My front lawn, once a large lush inviting area, is beyond brown now. It looks bleached. It looks like it has been sluiced with Clorox and is yelling for its nakedness to be covered. However, I take solace in the fact that I am a good citizen.
Driving through Menlo Park and the surrounding cities, I see lawns in various states of desperation. I suppose some people are trying to save enough of their lawns so they can be resurrected this winter upon the touted arrival of El Nino. If you subscribe to the Old Farmer's Almanac prediction for this winter, (based on a secret formula that founder Robert B. Thomas designed using solar cycles, climatology and meteorology), California will have some rain early in the season but that will dry up and the drought will continue. Or you may chose the more upbeat prediction from the National Oceanic Atmospheric Administration (not based on a secret formula) that El Nino has an 90 percent chance of lasting through the upcoming winter and an 80 percent chance of lasting into early spring. If El Nino does not arrive at all, well, let's not think about that.
Some people have already thrown in the towel on their water-sucking grass and I see a lot of inventive "drought-tolerant" landscaping. Many gardens are now covered with these long-bladed, light green, billowing-in-the-breeze, sea grass-looking plants, and those are interspersed with flowering plants with the tags still on them. Any spot that does not have new vegetation planted is smoothly covered with fresh, deep-hued bark. It all looks very clean and zippy now. Other people are taking a wait-and-see attitude and taking intermediary steps. Choices range from just covering up the whole disaster area in bark to spraying the still remaining, Darwin-esque blades of grass with specially designed grass paint (about a $100 for the sprayer mechanism plus the grass paint itself, for those interested and don't forget the face mask). I did see a house in Palo Alto whose owner had simply put about a dozen potted plants randomly in his front yard just proudly sitting on what can only be described as cracked, brown earth.

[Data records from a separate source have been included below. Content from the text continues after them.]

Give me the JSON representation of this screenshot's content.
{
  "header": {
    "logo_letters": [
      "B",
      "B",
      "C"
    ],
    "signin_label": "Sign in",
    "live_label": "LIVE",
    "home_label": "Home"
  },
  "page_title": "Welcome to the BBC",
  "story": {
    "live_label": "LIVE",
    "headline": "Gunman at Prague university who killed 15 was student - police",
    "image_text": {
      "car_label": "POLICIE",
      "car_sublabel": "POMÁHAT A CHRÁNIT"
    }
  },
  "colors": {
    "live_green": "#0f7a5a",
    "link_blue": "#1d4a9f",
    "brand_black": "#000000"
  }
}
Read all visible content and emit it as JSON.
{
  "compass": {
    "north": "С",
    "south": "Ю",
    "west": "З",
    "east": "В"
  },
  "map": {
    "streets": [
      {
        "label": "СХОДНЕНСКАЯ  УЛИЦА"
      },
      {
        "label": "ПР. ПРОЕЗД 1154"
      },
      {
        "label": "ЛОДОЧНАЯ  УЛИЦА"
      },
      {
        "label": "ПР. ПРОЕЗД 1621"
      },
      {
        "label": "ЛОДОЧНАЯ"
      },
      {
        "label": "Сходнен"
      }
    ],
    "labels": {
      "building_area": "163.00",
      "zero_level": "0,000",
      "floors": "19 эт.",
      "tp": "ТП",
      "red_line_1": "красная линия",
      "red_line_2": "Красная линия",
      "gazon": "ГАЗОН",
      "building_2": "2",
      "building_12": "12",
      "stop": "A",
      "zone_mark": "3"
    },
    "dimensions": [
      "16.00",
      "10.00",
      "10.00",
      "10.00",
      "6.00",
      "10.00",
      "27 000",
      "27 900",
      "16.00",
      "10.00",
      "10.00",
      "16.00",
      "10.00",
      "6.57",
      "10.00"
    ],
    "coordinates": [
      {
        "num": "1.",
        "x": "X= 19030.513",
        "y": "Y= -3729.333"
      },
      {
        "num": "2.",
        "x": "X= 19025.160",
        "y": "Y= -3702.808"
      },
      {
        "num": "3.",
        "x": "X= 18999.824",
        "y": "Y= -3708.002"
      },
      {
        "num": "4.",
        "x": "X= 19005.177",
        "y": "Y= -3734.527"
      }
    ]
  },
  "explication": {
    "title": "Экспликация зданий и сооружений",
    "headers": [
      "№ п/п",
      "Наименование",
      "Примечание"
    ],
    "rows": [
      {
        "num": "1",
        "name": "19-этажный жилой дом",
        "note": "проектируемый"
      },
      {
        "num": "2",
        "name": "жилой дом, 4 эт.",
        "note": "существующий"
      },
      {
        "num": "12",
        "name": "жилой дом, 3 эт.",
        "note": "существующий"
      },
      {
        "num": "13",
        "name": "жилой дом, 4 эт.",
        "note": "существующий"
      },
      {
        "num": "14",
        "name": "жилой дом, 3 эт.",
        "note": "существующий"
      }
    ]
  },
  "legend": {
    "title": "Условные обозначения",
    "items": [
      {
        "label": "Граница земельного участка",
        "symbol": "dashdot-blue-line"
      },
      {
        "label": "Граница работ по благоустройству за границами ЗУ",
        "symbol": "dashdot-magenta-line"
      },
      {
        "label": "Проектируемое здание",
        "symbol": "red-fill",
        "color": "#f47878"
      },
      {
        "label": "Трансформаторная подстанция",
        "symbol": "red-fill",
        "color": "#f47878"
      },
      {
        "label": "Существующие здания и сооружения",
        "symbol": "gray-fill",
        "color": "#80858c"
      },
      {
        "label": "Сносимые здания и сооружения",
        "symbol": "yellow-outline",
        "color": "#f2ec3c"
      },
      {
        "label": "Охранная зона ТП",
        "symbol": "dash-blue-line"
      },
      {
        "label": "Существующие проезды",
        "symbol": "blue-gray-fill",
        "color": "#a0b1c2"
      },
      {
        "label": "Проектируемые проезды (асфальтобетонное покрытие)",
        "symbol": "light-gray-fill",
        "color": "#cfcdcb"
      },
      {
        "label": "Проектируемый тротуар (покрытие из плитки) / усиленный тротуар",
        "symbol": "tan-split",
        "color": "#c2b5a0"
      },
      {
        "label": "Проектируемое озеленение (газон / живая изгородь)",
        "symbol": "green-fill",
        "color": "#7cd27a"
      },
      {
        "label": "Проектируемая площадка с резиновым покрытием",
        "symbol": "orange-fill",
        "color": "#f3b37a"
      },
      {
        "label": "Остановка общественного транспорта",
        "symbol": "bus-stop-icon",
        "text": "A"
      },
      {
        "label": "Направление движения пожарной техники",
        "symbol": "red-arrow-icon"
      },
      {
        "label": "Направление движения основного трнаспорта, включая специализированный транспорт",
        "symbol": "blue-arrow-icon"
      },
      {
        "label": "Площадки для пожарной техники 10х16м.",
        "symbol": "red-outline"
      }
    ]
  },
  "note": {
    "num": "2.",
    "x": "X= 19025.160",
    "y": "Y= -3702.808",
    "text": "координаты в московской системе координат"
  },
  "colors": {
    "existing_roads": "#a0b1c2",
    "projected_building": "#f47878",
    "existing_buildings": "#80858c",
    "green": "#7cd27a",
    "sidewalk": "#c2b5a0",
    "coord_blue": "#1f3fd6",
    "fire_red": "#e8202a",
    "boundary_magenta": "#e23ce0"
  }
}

Then there are those houses that have lush green lawns. It's like they're living in Kauai. The first question that comes to mind, of course, is do they have a well or are they just rich, bad citizens. My best friend lives in Atherton on an acre, and his lawn and landscaping are lush and fantastic. He told me his water bill was $55 dollars in July. He has a well. It was on the property when he bought it about 25 years ago. He has to have it checked regularly by the San Mateo County authorities, and has to have a backflow valve and all the other proper mechanics. I think of the money he has saved during those 25 years that is, very roughly, the cost of four years of a college tuition.
Now, albeit late in the game, I am interested in wells. Here are some basic facts I have discovered. You can still get a permit to dig a well in Atherton, Menlo Park and Palo Alto. This surprised me a little bit, as the water table is a moving target. With the water table dropping because of lack of rain, one can only assume that wells only add to the dropping of the water table. However, according to Garcia Well and Pump, a long-established local company, the depth to which they have had to dig wells to hit water has not really changed during the past couple of years. The cost of a well is dictated by the depth you have to go to get deeper than the water table, and how fast you want to pump, if you want a storage facility and on and on. Average prices range from about $30,000 to $80,000.
As a real estate office manager for decades here on the Midpeninsula, we (news flash!) have seen prices go sky high and especially for new construction which is all over the place. I just took a quick poll of some very active local builders, and not one of them had considered putting in a well. I guess they all remember what JP Morgan said when a reporter asked him about the cost of maintaining his yacht that was for sale (as he had bought a bigger one), "If you have to ask, you can't afford it." Let's hope these new construction buyers are good citizens, too.
This article appeared in print in the 2015 Fall Real Estate publication.